(DATASET ENTRIES)

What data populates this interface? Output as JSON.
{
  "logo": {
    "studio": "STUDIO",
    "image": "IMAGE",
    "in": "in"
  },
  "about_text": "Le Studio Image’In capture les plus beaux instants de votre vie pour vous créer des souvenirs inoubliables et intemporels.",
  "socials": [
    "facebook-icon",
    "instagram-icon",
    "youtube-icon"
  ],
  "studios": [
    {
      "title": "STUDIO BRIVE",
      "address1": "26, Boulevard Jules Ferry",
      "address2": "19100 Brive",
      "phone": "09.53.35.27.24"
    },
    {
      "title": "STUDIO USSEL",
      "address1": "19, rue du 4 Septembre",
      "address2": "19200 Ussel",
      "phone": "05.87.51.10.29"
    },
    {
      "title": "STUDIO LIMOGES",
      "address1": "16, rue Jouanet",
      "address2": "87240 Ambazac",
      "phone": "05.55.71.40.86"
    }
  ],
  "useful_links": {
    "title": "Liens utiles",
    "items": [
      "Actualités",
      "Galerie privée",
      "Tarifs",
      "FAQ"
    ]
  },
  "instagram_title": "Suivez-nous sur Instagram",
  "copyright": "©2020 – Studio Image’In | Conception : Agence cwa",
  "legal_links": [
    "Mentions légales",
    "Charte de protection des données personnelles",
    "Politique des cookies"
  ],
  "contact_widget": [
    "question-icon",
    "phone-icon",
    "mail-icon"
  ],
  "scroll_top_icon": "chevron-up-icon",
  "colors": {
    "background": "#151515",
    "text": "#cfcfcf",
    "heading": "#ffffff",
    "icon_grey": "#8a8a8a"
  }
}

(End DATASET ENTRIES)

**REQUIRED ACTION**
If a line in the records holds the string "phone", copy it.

**TASK RESPONSE**
      "phone": "09.53.35.27.24"
      "phone": "05.87.51.10.29"
      "phone": "05.55.71.40.86"
    "phone-icon",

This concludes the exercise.